Activity:
Each line of the data below that includes the string "screenshot" must be copied.

▽

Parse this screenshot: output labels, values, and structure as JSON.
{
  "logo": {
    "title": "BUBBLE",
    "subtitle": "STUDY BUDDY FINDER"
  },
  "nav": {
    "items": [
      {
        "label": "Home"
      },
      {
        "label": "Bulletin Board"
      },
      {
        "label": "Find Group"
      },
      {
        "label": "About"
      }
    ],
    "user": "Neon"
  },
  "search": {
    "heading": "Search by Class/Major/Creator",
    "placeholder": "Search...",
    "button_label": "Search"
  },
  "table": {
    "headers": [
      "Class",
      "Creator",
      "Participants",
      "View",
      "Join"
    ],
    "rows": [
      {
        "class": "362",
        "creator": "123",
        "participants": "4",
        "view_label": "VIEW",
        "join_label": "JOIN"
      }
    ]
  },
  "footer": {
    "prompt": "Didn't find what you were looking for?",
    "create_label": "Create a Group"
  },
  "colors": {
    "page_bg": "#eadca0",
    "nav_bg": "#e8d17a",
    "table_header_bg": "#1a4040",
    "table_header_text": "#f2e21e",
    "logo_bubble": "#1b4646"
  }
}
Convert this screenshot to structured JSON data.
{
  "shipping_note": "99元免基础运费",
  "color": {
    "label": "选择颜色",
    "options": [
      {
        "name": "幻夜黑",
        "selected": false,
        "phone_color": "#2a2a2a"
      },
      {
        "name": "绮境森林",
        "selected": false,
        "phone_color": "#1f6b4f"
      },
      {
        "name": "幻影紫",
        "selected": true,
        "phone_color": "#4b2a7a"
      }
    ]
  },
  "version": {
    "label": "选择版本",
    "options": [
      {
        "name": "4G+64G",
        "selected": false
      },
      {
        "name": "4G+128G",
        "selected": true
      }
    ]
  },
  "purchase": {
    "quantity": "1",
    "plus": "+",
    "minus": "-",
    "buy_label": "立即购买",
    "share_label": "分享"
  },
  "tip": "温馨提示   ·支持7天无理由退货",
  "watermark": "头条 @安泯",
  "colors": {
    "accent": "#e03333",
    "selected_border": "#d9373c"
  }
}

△

Expected output:
Parse this screenshot: output labels, values, and structure as JSON.
Convert this screenshot to structured JSON data.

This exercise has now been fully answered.